It amazes me how our children pick up on things that are on our minds and hearts, without us even speaking them.
Or maybe it’s just that I’m tying what they’re asking into what’s weighing on me.
Either way, Cooter and I had some interesting conversation today, while he was trying to distract me from the fact he was NOT doing his math.
“Mama, why did they execute people back when they did all that?” (We’ve been studying some Elizabethan history. Henry VIII, his wives, Lady Jane Grey–oh how I love her)
Oh me. If only that were a thing of the past.
“Well, I guess they were using it as a way to punish them for committing a crime.”
He thought for a minute. “Must have been a pretty bad thing they did, if that was the punishment.”
What do I even do with that? I chickened out.
“Well yeah, I mean, I guess they thought so at the time.”
“Why did they wear masks? The ones who were doing it?”
“I think it was to protect their identity, so no one knew who was actually doing the executing.”
A few minutes later, after he had sat daydreaming, he dropped the real bomb on me.
“Mama.” I looked up. “Do you believe in God?”
Oh. Okay. I got this one.
“Yeah.
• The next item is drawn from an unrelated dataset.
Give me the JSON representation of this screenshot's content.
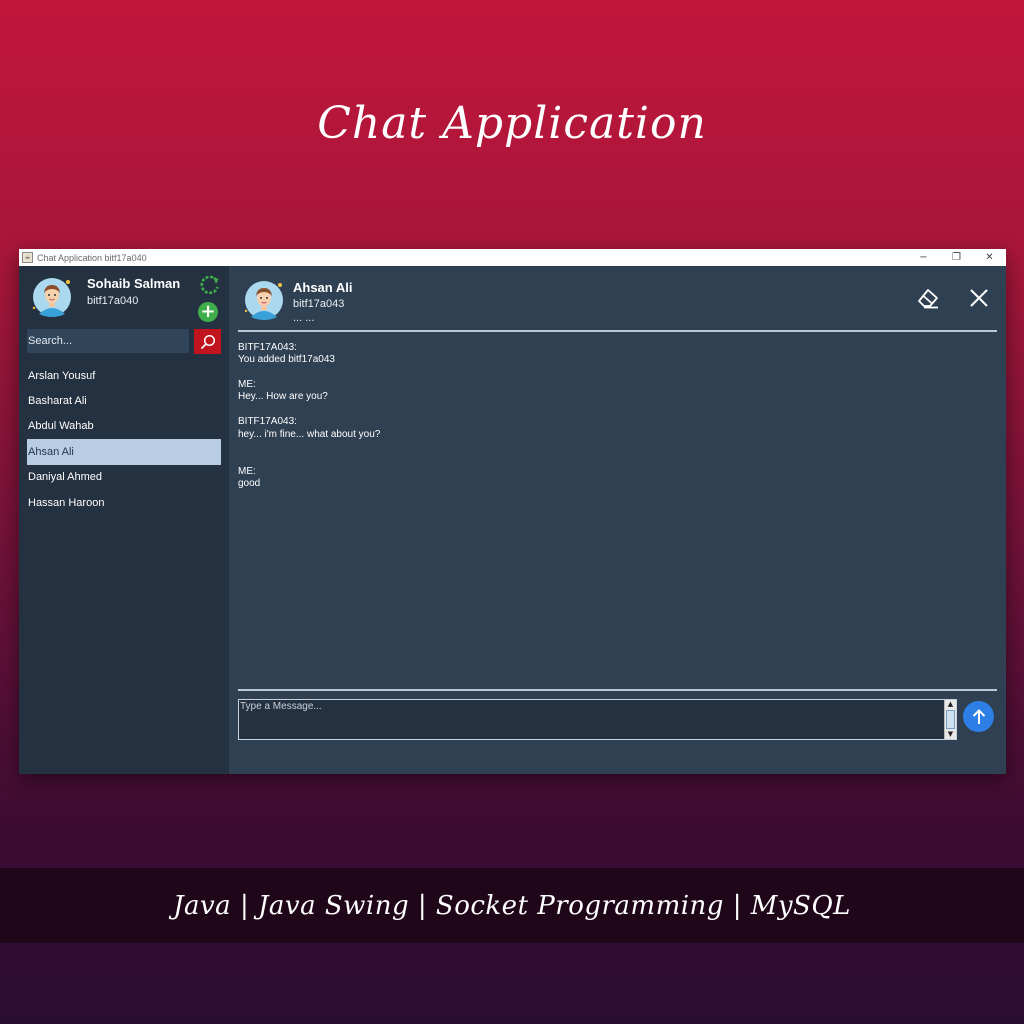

Yes. I do.”
He stared out the window. “Huh.”
What? “Well, do you, buddy?”
“Do you not believe in God?” I asked him.
He shrugged again. “I guess.”
Then he asked me the biggest question of all. Oh, to think I thought I had this.
“So is God fiction? Or non-fiction?”
“Ummm, well, since God is real, then I would have to say non-fiction. True story.”
He nodded his head.
“What about you?”
Cooter thought for a minute. Then he answered with a gentle nod and looked away, “Both.”
As I thought back over his words and all I see and read and hear and thought about all of the brokenness, I think Cooter might have this exactly absolutely 100% right.
God, in our world today, is both fiction and non-fiction.
We have this writing, these stories, these words–this truth–in the Good Book that tell us who God is. How God is. That God is.
Then there are our hearts and our thoughts and what we say and what we do that tell a whole ‘nother story of what and who we think God is, but sometimes–much of the time–I think we might just be wayyyyyy off base.
As someone I love dearly has said, “I think we’re all going to be real surprised.”
Just like I’m surprised by the deep thinkers my children are sometimes. One minute they’re arguing over who forgot to flush and the next minute we’re talking theology and philosophy and the ramifications of the death penalty.
May today be a day of living the truth and not the stories that we tell ourselves to make things a little easier.
It might be hard, but the little ones and the not so little ones–they are paying close attention and taking notes.
Love to all.